Pat Munday, Professor of Science & Technology Studies (1990-present)
Answered 21h ago
My experience in China is based on living and teaching as a visiting professor at universities in three Chinese cities: Chongqing in “southwest” China, Yinchuan in “northwest” China, and Guangzhou on the southeast coast. I have also visited a dozen or so other cities and some remote regions such as rural Ningxia, the mountains of Yunnan, Zhangjiajie, etc. [I use air quotes on southwest and northwest because, looking at a map, we would think of these cities as southern- or northern-middle. However, in Chinese culture, the true southwest (Tibet) or northwest (Xinjiang) are pretty much off the cognitive map.)
As an environmentalist, I sought out national parks and other natural areas in China. While these areas are geologically amazing and sometimes have relatively intact plant ecosystems, they are largely devoid of bird, animal, and fish life. A few iconic species such as the pandas of Sichuan, the blue sheep (bharal) of Tibet, and the giant salamander are heavily protected and managed in select areas, most of the wild native species that inhabited China a thousand years ago are gone. Some Chinese people care about wildlife, but most don’t care and don’t notice. And they tolerate the sale of traditional medicines such as tiger’s paws and pangolin scales in the local markets. Most Chinese are simply not connected with nature as many Americans are through birdwatching, hunting, fishing, and other nature activities.
Clive Green, lives in China (2007-present)
Answered Nov 13
Well, after living here for 11 years, I’ve learned to completely distrust western mainstream news media accounts of China.
Before coming to the PRC, I used to feel rather superior about the ‘fair and balanced’ news reporting from the BBC. They often portrayed China as a frequently filthy, backward and nasty place. And this was in 2007. Needless, to say, I was filled with considerable trepidation upon my arrival.
Sat • 26 upvotes including Clive Green
Very well said. I had similar experience, but reversed. I went to the US with a naive idea that western mainstream media is "fair, objective and balanced". Boy, was I wrong!
The difference between Chinese and Western mainstream media is that at least Chinese mainstream media is honest about it being propaganda, while the Western mainstream media puts on a deceptive veneer of being "objective and balanced", which could be quite effective on the unsophisticated minds, despite all the much boasted "independent thinking".

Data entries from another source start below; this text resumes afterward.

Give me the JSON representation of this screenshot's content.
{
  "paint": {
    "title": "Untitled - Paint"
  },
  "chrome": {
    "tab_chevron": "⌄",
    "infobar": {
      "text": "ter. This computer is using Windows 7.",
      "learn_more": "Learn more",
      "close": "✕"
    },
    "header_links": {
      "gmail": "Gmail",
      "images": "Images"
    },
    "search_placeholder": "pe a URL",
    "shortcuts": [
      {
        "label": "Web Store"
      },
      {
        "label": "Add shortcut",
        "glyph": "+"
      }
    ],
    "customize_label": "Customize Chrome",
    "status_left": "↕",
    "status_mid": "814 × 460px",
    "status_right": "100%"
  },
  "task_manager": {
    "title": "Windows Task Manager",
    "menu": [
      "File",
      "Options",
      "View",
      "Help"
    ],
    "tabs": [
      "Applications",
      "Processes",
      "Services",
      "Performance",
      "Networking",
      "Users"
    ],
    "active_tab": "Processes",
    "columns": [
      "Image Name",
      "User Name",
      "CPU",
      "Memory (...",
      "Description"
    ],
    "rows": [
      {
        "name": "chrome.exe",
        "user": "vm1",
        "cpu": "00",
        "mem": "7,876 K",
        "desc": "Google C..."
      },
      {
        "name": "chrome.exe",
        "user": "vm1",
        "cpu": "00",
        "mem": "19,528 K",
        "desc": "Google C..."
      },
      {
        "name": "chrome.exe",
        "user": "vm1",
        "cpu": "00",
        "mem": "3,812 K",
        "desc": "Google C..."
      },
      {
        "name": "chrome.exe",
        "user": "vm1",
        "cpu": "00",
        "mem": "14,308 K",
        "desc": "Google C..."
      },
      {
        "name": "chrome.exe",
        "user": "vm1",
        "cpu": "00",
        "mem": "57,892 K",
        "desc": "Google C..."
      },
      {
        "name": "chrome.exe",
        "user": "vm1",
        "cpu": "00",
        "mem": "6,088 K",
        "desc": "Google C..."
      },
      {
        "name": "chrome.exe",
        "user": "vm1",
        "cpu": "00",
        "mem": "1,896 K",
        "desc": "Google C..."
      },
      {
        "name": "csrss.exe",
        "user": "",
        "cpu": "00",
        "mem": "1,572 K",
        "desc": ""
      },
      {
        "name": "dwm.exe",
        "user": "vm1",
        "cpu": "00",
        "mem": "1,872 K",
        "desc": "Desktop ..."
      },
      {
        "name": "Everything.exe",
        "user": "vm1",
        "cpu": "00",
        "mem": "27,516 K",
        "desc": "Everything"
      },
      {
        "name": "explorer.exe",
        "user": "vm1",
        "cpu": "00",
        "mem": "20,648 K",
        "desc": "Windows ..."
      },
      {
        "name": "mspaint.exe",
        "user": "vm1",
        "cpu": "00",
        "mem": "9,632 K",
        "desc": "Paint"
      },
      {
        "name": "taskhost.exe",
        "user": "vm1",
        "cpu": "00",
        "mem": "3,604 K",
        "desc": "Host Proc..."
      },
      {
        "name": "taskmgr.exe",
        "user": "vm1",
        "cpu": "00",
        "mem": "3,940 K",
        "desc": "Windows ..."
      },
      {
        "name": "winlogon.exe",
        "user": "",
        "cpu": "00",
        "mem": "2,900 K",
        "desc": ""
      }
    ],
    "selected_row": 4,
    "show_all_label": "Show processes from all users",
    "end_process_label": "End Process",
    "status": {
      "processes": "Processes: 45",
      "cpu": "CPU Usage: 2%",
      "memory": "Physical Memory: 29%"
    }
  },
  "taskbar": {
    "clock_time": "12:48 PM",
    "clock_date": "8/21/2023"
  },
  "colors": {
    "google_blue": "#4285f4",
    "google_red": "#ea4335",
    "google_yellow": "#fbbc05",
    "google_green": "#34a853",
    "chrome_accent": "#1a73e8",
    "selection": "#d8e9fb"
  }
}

Worse still, once those so-called "independent thinking" people can not offer a fact-based and logically coherent argument, they would desperately resort to name calling. Yup, calling the other party WUMAO is sure way to win an argument. So much for the "independent and critical thinking"…